===== Dataset entries

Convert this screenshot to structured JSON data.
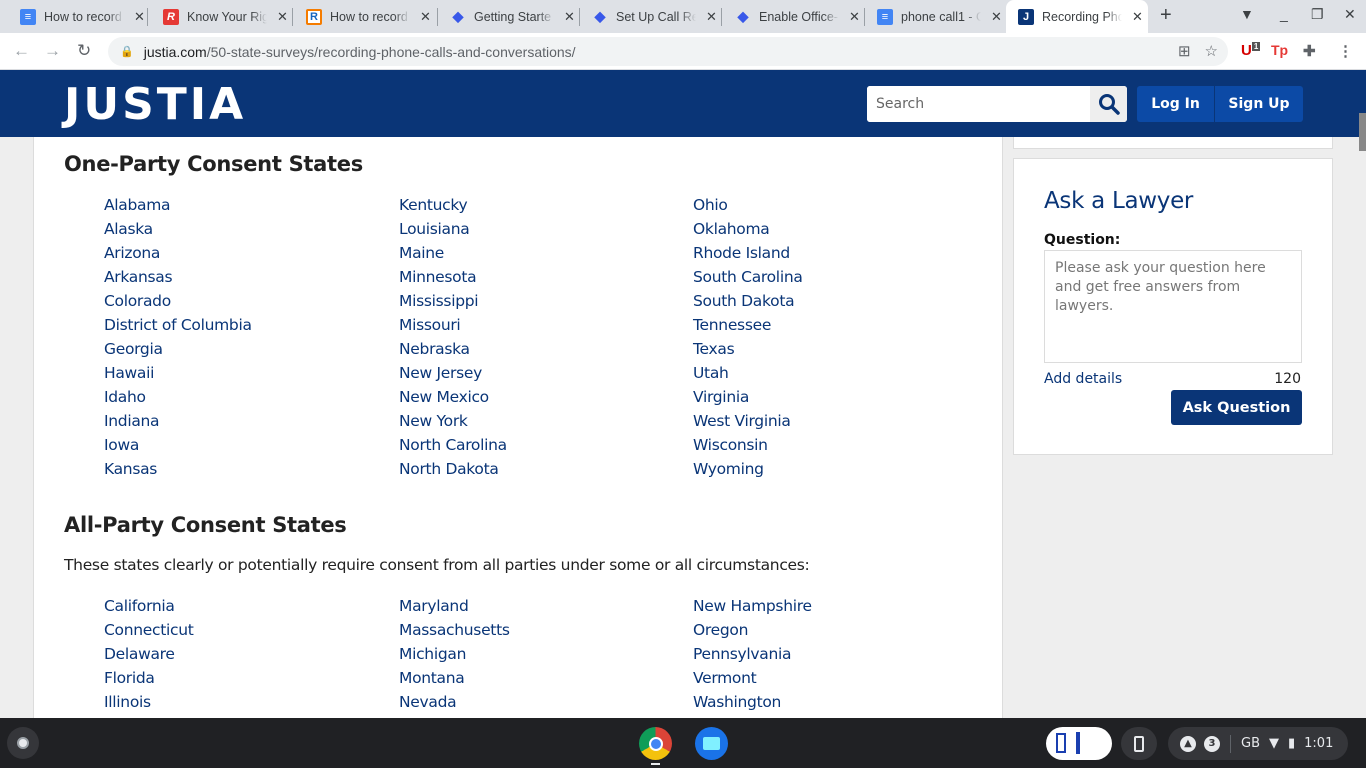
{
  "browser": {
    "tabs": [
      {
        "title": "How to record",
        "favicon": "google-docs-icon",
        "active": false
      },
      {
        "title": "Know Your Rig",
        "favicon": "r-red-icon",
        "active": false
      },
      {
        "title": "How to record",
        "favicon": "r-orange-icon",
        "active": false
      },
      {
        "title": "Getting Starte",
        "favicon": "dialpad-icon",
        "active": false
      },
      {
        "title": "Set Up Call Re",
        "favicon": "dialpad-icon",
        "active": false
      },
      {
        "title": "Enable Office-",
        "favicon": "dialpad-icon",
        "active": false
      },
      {
        "title": "phone call1 - G",
        "favicon": "google-docs-icon",
        "active": false
      },
      {
        "title": "Recording Pho",
        "favicon": "justia-icon",
        "active": true
      }
    ],
    "url_host": "justia.com",
    "url_path": "/50-state-surveys/recording-phone-calls-and-conversations/",
    "extension_badge": "1",
    "extension_tp": "Tp"
  },
  "header": {
    "logo": "JUSTIA",
    "search_placeholder": "Search",
    "login_label": "Log In",
    "signup_label": "Sign Up"
  },
  "main": {
    "one_party": {
      "heading": "One-Party Consent States",
      "columns": [
        [
          "Alabama",
          "Alaska",
          "Arizona",
          "Arkansas",
          "Colorado",
          "District of Columbia",
          "Georgia",
          "Hawaii",
          "Idaho",
          "Indiana",
          "Iowa",
          "Kansas"
        ],
        [
          "Kentucky",
          "Louisiana",
          "Maine",
          "Minnesota",
          "Mississippi",
          "Missouri",
          "Nebraska",
          "New Jersey",
          "New Mexico",
          "New York",
          "North Carolina",
          "North Dakota"
        ],
        [
          "Ohio",
          "Oklahoma",
          "Rhode Island",
          "South Carolina",
          "South Dakota",
          "Tennessee",
          "Texas",
          "Utah",
          "Virginia",
          "West Virginia",
          "Wisconsin",
          "Wyoming"
        ]
      ]
    },
    "all_party": {
      "heading": "All-Party Consent States",
      "intro": "These states clearly or potentially require consent from all parties under some or all circumstances:",
      "columns": [
        [
          "California",
          "Connecticut",
          "Delaware",
          "Florida",
          "Illinois"
        ],
        [
          "Maryland",
          "Massachusetts",
          "Michigan",
          "Montana",
          "Nevada"
        ],
        [
          "New Hampshire",
          "Oregon",
          "Pennsylvania",
          "Vermont",
          "Washington"
        ]
      ]
    }
  },
  "sidebar": {
    "ask_title": "Ask a Lawyer",
    "question_label": "Question:",
    "question_placeholder": "Please ask your question here and get free answers from lawyers.",
    "add_details": "Add details",
    "char_count": "120",
    "ask_button": "Ask Question"
  },
  "shelf": {
    "notification_count": "3",
    "keyboard_layout": "GB",
    "time": "1:01"
  },
  "colors": {
    "brand": "#0a3577",
    "button": "#0c4aa6",
    "link": "#0a3577"
  }
}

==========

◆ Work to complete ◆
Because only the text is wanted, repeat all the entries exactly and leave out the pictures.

◆ Completed task ◆
Convert this screenshot to structured JSON data.
{
  "browser": {
    "tabs": [
      {
        "title": "How to record",
        "favicon": "google-docs-icon",
        "active": false
      },
      {
        "title": "Know Your Rig",
        "favicon": "r-red-icon",
        "active": false
      },
      {
        "title": "How to record",
        "favicon": "r-orange-icon",
        "active": false
      },
      {
        "title": "Getting Starte",
        "favicon": "dialpad-icon",
        "active": false
      },
      {
        "title": "Set Up Call Re",
        "favicon": "dialpad-icon",
        "active": false
      },
      {
        "title": "Enable Office-",
        "favicon": "dialpad-icon",
        "active": false
      },
      {
        "title": "phone call1 - G",
        "favicon": "google-docs-icon",
        "active": false
      },
      {
        "title": "Recording Pho",
        "favicon": "justia-icon",
        "active": true
      }
    ],
    "url_host": "justia.com",
    "url_path": "/50-state-surveys/recording-phone-calls-and-conversations/",
    "extension_badge": "1",
    "extension_tp": "Tp"
  },
  "header": {
    "logo": "JUSTIA",
    "search_placeholder": "Search",
    "login_label": "Log In",
    "signup_label": "Sign Up"
  },
  "main": {
    "one_party": {
      "heading": "One-Party Consent States",
      "columns": [
        [
          "Alabama",
          "Alaska",
          "Arizona",
          "Arkansas",
          "Colorado",
          "District of Columbia",
          "Georgia",
          "Hawaii",
          "Idaho",
          "Indiana",
          "Iowa",
          "Kansas"
        ],
        [
          "Kentucky",
          "Louisiana",
          "Maine",
          "Minnesota",
          "Mississippi",
          "Missouri",
          "Nebraska",
          "New Jersey",
          "New Mexico",
          "New York",
          "North Carolina",
          "North Dakota"
        ],
        [
          "Ohio",
          "Oklahoma",
          "Rhode Island",
          "South Carolina",
          "South Dakota",
          "Tennessee",
          "Texas",
          "Utah",
          "Virginia",
          "West Virginia",
          "Wisconsin",
          "Wyoming"
        ]
      ]
    },
    "all_party": {
      "heading": "All-Party Consent States",
      "intro": "These states clearly or potentially require consent from all parties under some or all circumstances:",
      "columns": [
        [
          "California",
          "Connecticut",
          "Delaware",
          "Florida",
          "Illinois"
        ],
        [
          "Maryland",
          "Massachusetts",
          "Michigan",
          "Montana",
          "Nevada"
        ],
        [
          "New Hampshire",
          "Oregon",
          "Pennsylvania",
          "Vermont",
          "Washington"
        ]
      ]
    }
  },
  "sidebar": {
    "ask_title": "Ask a Lawyer",
    "question_label": "Question:",
    "question_placeholder": "Please ask your question here and get free answers from lawyers.",
    "add_details": "Add details",
    "char_count": "120",
    "ask_button": "Ask Question"
  },
  "shelf": {
    "notification_count": "3",
    "keyboard_layout": "GB",
    "time": "1:01"
  },
  "colors": {
    "brand": "#0a3577",
    "button": "#0c4aa6",
    "link": "#0a3577"
  }
}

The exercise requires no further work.